Assigned task: Report back each line of the records that contains the string "threshold".

Listed entries:
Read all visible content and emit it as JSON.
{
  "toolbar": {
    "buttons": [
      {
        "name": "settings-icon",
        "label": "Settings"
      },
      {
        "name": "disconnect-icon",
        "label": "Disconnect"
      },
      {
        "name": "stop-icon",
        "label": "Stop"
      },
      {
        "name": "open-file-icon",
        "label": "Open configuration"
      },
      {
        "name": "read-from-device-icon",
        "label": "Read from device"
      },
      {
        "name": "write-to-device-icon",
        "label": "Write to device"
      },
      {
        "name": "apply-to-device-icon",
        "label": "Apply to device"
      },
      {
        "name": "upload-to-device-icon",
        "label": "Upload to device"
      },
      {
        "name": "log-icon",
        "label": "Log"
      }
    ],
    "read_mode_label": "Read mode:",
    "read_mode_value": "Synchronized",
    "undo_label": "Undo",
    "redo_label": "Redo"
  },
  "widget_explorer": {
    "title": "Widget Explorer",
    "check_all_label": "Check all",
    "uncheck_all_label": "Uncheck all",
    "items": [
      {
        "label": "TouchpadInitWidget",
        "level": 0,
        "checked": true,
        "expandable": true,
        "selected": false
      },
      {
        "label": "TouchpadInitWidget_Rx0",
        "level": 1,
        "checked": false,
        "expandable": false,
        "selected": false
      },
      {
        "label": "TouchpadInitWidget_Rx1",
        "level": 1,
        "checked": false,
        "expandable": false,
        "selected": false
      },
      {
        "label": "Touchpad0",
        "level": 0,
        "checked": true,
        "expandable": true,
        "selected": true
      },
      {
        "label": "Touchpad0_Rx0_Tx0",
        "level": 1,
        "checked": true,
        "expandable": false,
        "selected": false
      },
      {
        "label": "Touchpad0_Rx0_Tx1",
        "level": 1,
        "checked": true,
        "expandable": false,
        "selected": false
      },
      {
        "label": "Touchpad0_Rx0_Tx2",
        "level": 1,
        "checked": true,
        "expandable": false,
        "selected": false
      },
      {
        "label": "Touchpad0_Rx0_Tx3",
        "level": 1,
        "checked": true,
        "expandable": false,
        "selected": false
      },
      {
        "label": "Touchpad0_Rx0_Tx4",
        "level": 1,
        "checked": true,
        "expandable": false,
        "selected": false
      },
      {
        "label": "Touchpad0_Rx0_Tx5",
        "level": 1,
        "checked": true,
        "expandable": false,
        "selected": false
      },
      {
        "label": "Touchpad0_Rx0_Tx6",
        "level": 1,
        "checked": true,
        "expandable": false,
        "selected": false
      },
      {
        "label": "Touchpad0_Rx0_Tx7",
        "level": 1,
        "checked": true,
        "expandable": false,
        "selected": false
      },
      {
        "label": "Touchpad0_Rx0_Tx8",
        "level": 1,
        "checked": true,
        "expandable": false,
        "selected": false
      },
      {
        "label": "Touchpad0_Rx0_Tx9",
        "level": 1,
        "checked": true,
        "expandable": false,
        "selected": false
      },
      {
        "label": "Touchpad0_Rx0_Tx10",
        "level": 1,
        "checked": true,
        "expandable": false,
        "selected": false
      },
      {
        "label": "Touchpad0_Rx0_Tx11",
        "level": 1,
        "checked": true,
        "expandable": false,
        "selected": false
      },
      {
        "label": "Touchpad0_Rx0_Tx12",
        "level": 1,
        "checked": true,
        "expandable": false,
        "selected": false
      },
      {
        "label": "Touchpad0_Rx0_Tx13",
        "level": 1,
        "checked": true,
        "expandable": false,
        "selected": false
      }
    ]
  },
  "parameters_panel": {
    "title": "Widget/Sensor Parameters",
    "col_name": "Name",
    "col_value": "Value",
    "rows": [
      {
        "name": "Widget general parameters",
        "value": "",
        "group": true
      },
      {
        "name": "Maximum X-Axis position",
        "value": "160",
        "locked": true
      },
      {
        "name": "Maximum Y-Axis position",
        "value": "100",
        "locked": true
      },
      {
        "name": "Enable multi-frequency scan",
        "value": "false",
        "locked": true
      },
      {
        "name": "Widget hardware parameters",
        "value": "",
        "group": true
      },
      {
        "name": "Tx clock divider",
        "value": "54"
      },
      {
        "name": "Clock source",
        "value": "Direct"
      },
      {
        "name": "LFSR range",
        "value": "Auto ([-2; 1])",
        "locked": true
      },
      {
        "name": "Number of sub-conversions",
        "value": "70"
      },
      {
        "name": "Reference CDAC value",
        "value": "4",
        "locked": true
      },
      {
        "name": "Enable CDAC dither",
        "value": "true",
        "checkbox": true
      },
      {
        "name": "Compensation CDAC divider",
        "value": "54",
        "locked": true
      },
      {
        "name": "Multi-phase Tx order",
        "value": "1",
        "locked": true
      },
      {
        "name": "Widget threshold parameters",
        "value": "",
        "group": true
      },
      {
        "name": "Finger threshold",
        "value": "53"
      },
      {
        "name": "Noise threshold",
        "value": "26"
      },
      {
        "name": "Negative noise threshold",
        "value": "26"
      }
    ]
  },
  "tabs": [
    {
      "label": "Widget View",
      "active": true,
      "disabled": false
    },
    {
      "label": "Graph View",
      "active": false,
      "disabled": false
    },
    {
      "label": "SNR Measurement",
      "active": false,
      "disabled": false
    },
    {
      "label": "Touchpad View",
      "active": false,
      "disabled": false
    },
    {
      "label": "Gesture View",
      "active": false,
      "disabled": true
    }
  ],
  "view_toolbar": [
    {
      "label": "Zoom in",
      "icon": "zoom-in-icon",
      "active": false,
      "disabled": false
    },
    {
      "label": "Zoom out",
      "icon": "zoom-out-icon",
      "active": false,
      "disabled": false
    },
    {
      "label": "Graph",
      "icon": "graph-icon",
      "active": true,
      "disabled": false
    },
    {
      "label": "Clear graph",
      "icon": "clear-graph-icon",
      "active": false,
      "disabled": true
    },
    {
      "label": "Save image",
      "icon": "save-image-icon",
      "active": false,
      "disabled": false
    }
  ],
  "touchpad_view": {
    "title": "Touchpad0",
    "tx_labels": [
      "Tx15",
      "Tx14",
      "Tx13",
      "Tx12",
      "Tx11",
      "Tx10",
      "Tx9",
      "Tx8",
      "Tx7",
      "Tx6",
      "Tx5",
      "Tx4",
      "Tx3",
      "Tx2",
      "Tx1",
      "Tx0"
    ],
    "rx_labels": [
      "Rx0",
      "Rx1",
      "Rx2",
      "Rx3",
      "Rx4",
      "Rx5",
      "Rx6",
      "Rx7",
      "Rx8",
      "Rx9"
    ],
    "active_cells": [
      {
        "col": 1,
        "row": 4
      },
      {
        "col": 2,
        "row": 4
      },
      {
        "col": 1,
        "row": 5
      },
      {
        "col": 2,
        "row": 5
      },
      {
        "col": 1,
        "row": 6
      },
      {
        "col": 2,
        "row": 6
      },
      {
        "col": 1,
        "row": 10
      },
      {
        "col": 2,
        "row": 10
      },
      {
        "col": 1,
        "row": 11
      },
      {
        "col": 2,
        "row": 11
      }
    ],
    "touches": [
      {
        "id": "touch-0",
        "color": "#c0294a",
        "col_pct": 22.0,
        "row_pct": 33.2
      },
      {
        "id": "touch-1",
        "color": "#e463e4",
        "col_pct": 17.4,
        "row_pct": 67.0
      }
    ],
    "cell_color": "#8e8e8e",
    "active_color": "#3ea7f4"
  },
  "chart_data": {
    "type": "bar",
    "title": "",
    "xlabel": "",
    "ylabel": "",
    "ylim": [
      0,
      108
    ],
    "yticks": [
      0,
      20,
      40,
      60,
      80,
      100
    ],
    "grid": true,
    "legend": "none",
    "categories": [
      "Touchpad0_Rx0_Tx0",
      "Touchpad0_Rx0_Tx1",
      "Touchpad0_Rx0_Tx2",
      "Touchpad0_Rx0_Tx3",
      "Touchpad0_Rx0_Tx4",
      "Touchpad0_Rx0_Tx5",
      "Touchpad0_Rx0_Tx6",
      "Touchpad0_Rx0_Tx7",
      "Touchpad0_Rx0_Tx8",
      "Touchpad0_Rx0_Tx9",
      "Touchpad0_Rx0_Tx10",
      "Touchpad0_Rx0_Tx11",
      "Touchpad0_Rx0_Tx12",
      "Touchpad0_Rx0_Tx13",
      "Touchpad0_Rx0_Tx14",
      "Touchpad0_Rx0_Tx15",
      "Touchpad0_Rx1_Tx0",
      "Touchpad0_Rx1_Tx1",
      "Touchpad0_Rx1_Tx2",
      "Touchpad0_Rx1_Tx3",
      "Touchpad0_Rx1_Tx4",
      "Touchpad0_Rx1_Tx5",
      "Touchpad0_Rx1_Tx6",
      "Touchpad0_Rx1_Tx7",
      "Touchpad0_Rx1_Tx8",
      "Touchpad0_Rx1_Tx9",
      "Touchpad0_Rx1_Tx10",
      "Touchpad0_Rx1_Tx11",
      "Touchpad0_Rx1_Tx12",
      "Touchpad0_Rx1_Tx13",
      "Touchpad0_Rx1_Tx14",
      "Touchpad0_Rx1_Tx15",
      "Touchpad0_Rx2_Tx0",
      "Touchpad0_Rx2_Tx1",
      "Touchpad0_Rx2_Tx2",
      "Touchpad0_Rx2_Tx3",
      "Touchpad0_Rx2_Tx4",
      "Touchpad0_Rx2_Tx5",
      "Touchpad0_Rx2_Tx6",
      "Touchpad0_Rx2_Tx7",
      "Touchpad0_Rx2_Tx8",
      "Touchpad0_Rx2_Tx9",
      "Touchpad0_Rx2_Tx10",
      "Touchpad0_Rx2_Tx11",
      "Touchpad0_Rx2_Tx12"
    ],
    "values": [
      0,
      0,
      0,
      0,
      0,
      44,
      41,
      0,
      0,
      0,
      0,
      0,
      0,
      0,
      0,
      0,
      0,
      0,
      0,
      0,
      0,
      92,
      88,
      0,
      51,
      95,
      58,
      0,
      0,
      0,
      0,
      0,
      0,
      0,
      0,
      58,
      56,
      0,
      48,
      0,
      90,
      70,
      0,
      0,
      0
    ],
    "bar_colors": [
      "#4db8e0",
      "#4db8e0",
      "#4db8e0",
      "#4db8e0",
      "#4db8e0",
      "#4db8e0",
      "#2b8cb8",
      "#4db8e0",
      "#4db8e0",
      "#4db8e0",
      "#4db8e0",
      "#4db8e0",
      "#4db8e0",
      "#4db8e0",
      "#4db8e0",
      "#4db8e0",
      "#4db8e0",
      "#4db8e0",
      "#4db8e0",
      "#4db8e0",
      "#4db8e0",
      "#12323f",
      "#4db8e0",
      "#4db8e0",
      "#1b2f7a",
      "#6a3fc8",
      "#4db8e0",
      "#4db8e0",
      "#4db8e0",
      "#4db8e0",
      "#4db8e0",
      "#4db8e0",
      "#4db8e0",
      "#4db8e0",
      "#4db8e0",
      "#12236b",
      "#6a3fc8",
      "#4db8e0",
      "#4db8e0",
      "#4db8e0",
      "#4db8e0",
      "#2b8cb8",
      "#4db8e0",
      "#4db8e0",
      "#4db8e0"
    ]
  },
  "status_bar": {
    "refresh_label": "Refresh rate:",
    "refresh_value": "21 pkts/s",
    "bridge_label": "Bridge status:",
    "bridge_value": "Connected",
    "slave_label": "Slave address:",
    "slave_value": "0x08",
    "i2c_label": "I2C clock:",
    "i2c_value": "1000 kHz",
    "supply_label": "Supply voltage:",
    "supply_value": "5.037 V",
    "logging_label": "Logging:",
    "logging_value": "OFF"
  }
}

Solution:
        "name": "Widget threshold parameters",
        "name": "Finger threshold",
        "name": "Noise threshold",
        "name": "Negative noise threshold",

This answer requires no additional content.